Danville’s purple martin colonies are coming back to the area. Martin lovers and landlords of martin boxes were in a dither this morning as the appealing chirp of the little messengers and summer visitors was heard in various areas of the city. By mid-morning, several of the boxes in Danville were adorned with the presence of a martin sitting on, exploring and investigating.
Some members of the deer herd in Boyle County are becoming domesticated and unafraid of man, according to the actions of a young doe that has been visiting the Marion Simpson farm (a part of the old Irvine place on Perryville Road.) The doe runs with the cattle Simpson said, and has often been seen by motorists traveling on Perryville Road. Simpson has also recently watched her as she drank from a farm pond.
Danville High School has been selected as one of the five finalists in Gov. Louie B. Nunn’s Innovation Education Award for high schools. The program was initiated by Nunn earlier this year to “encourage and recognize innovative programs in Kentucky education.” DHS won its district championship due to innovations including weekly exposure to college life through free university programs with Centre College; a graphic arts program made possible by American Greetings; educational TV and teletype, made possible by Corning Glass; and enlarged science program, made possible by Jackson Chair; a weekly radio program through WHIR; the ROTC, an art gallery and many other innovations.
25 YEARS AGO — 1994
Plans for a new health department in Boyle County have been put back on the shelf for now. Local supporters think the delay in adopting the state budget hurt the project’s chances. The financing depended on a $275,000 Community Development Block Grant, $350,000 from the state Department for Health Services, $315,000 from the Boyle County Health Department and $30,000 from Boyle Fiscal Court. The request for the block grant has been denied, in effect killing the project for now.
A view of Danville’s history will be presented next week as part of the community’s observation of Preservation Week. Local activities include a display of Indian artifacts found on the hill across from Kmart. The arrowheads and tools were found when an archaeological evaluation of the site was done before Danville built a water storage tower there. The artifacts date from the Archaic period, which ran from 7000 to 1000 BC, indicate prehistoric Indians used the knoll as a temporary camping site.
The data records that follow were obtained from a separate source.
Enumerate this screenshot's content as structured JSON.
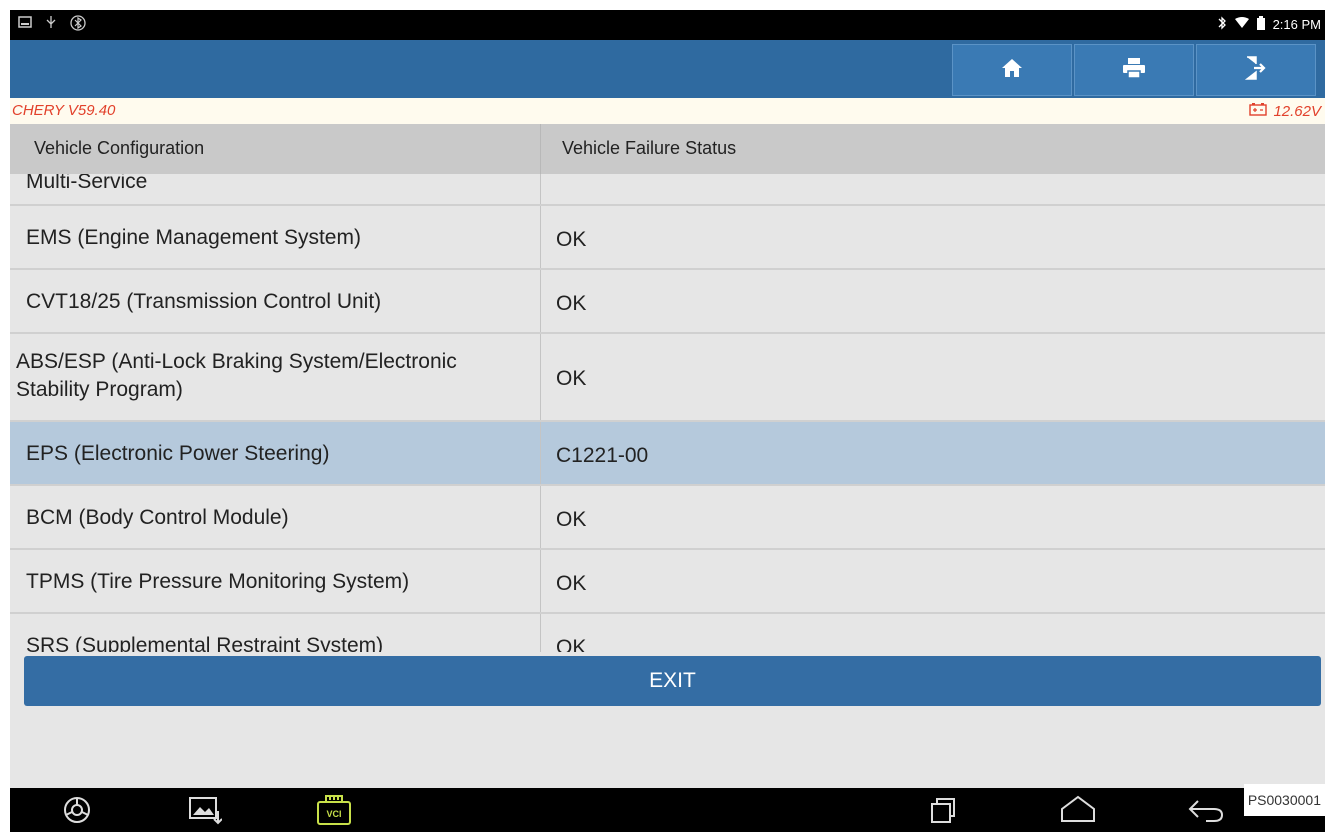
{
  "status_bar": {
    "time": "2:16 PM",
    "left_icons": [
      "screenshot-icon",
      "usb-icon",
      "bluetooth-icon"
    ],
    "right_icons": [
      "bluetooth-icon",
      "wifi-icon",
      "battery-icon"
    ]
  },
  "toolbar": {
    "buttons": [
      "home-icon",
      "print-icon",
      "exit-icon"
    ]
  },
  "info_bar": {
    "version": "CHERY V59.40",
    "voltage": "12.62V",
    "color": "#e2412b"
  },
  "table": {
    "columns": [
      "Vehicle Configuration",
      "Vehicle Failure Status"
    ],
    "rows": [
      {
        "system": "Multi-Service",
        "status": ""
      },
      {
        "system": "EMS (Engine Management System)",
        "status": "OK"
      },
      {
        "system": "CVT18/25 (Transmission Control Unit)",
        "status": "OK"
      },
      {
        "system": "ABS/ESP (Anti-Lock Braking System/Electronic Stability Program)",
        "status": "OK"
      },
      {
        "system": "EPS (Electronic Power Steering)",
        "status": "C1221-00",
        "selected": true
      },
      {
        "system": "BCM (Body Control Module)",
        "status": "OK"
      },
      {
        "system": "TPMS (Tire Pressure Monitoring System)",
        "status": "OK"
      },
      {
        "system": "SRS (Supplemental Restraint System)",
        "status": "OK"
      }
    ]
  },
  "exit_button": "EXIT",
  "nav_bar": {
    "vci_label": "VCI",
    "icons": [
      "browser-icon",
      "gallery-icon",
      "vci-icon",
      "recent-apps-icon",
      "home-nav-icon",
      "back-icon"
    ]
  },
  "figure_id": "PS0030001",
  "accent_color": "#2f6aa0"
}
Reflecting a trend of hospitals shifting their focus from inpatient care to outpatient services, Ephraim McDowell Regional Medical Center will soon break ground on a project to add 63,000 square feet and renovate 30,000 square feet of existing space. The plan was approved last year and provides more space for the emergency department and services including physical therapy, occupational therapy, radiology, laboratory, surgery, nutrition and education services. The current emergency department, completed in 1978, was designed for 11,000 patients a year, but it now handles nearly 20,000 patients annually.
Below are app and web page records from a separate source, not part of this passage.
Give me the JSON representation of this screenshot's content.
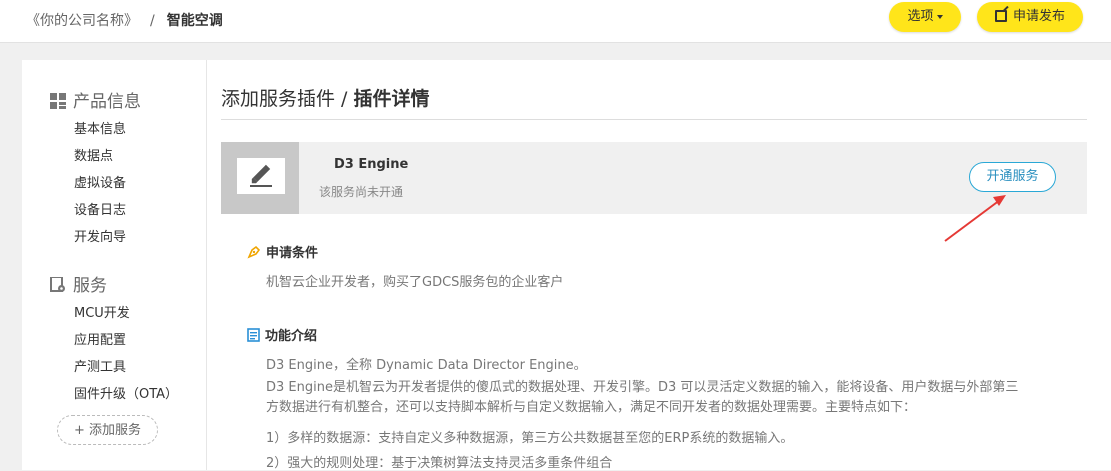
{
  "header": {
    "company": "《你的公司名称》",
    "separator": "/",
    "product": "智能空调",
    "options_label": "选项",
    "publish_label": "申请发布"
  },
  "sidebar": {
    "product_group": "产品信息",
    "product_items": [
      "基本信息",
      "数据点",
      "虚拟设备",
      "设备日志",
      "开发向导"
    ],
    "service_group": "服务",
    "service_items": [
      "MCU开发",
      "应用配置",
      "产测工具",
      "固件升级（OTA）"
    ],
    "add_service": "+ 添加服务"
  },
  "main": {
    "title_prefix": "添加服务插件 / ",
    "title_current": "插件详情",
    "plugin": {
      "name": "D3 Engine",
      "status": "该服务尚未开通",
      "activate_label": "开通服务"
    },
    "conditions": {
      "heading": "申请条件",
      "text": "机智云企业开发者，购买了GDCS服务包的企业客户"
    },
    "intro": {
      "heading": "功能介绍",
      "line1": "D3 Engine，全称 Dynamic Data Director Engine。",
      "para": "D3 Engine是机智云为开发者提供的傻瓜式的数据处理、开发引擎。D3 可以灵活定义数据的输入，能将设备、用户数据与外部第三方数据进行有机整合，还可以支持脚本解析与自定义数据输入，满足不同开发者的数据处理需要。主要特点如下：",
      "point1": "1）多样的数据源：支持自定义多种数据源，第三方公共数据甚至您的ERP系统的数据输入。",
      "point2": "2）强大的规则处理：基于决策树算法支持灵活多重条件组合"
    }
  },
  "colors": {
    "accent_yellow": "#ffe51a",
    "link_blue": "#2aa8d6",
    "annotation_red": "#e53935"
  }
}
By JERRY SAMPSON Personal Effects Question: We found our lap spinning wheel 30 years ago in an east Tennessee barn.... read more